For a technical and evidence driven discipline it is odd that policy decisions in the tech industry is often made on preconceptions not actual data. The KPMG report on improving gender diversity in leadership calls out the need to build and track metrics that support making a difference in diversity in your organisation. Standard stuff for IT folks really – track, measure and improve.
In the Smith study which examined the factors that attract and retain female talent, it demonstrated that nearly all women found their roles through their social networks. To increase your organisation as a desirable employee of choice for women, it is worth exploiting this by using social networking and marketing as a means of communicating brand values in the form of a female specific employee value proposition.
End pay imbalance
There is simply no excuse or valid reason to have significant deviations in the rate of pay for the same level of position between women and men. Make equal pay company policy and enforce it.
Early awareness of ICT as a career
One of the breakthrough not-for-profit groups that has emerged in the United States is Girls Who Code whose goals is to redress the imbalance in girls pursuing Science, Technology, Engineering and Math (STEM) – presently, just 0.4 percent of high school girls in the US select computer science. The current statistics of women with STEM qualifications sits at only 16 percent according to the Australian Government Office of the Chief Scientist. Companies need to actively seek out NFPs like Girls Who Code as part of its early career recruitment drive for primary and secondary students.
Tips on how to use language with purpose
Check out the following tips to writing gender neutral advertisements for positions at the National Centre for Women and Information Technology (NCWIT). Available at: https://www.ncwit.org/resources/ncwit-tips-writing-better-job-ads (Accessed: 23 January 2016). Other hot tips are:
- Avoid superlatives or extreme modifiers. Avoid phrases like “best of the best,” “off the charts,” “world-class,” or “unparalleled”
- avoid gender-specific pronouns (he or she). It may seem obvious, but this kind of mistake is more common than you would think
- make sure that all “required” qualifications are truly required and try to build in as much flexibility as possible
- at the beginning of the ad, include a short but engaging overview of the job
- avoid long bulleted lists of responsibilities or qualifications
- make sure that all pictures and graphics include a diverse range of people

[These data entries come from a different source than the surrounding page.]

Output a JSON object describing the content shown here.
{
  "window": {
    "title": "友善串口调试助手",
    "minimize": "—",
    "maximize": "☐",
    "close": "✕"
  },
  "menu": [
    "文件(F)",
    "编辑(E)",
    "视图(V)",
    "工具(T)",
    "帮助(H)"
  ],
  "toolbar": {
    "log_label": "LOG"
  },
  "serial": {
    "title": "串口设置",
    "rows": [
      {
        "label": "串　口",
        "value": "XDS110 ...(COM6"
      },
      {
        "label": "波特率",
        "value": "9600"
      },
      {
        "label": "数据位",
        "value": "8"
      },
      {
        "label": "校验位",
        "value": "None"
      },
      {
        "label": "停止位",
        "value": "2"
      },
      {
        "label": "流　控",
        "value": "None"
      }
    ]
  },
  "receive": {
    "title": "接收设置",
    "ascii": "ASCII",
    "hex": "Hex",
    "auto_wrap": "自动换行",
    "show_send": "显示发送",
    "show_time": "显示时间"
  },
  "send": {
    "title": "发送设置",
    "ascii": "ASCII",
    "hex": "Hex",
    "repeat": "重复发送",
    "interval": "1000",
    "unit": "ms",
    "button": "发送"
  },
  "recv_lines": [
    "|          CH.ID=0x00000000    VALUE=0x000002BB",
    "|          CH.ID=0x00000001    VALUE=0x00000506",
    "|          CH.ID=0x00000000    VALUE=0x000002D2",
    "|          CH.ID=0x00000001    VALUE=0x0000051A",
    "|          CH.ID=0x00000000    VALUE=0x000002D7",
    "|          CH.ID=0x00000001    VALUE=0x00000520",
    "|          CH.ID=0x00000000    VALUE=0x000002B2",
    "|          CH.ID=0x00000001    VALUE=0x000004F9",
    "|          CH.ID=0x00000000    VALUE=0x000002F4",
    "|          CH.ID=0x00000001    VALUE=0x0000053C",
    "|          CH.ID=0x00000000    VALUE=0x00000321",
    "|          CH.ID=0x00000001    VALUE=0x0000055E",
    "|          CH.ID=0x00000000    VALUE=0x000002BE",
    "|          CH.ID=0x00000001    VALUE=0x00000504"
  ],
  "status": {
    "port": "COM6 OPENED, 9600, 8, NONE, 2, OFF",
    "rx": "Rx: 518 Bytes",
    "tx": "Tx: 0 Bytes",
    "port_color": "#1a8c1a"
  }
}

- examine ads for subtle biases in “masculine/feminine” associated language. Some words have been traditionally associated with male or female.
Lastly, let women know that they are needed. An interesting paper by Australian academic Muhammad Ali (2012) The Impact of Gender Identity-Conscious HR Structures argues that just by using signalling theory an organisation may improve its gender diversity by letting women know externally, and explicitly that gender diversity is important in your organisation. Also, advertising that you have support structures and polices in place to promote and improve gender diversity, acts as a self-fulfilling prophecy.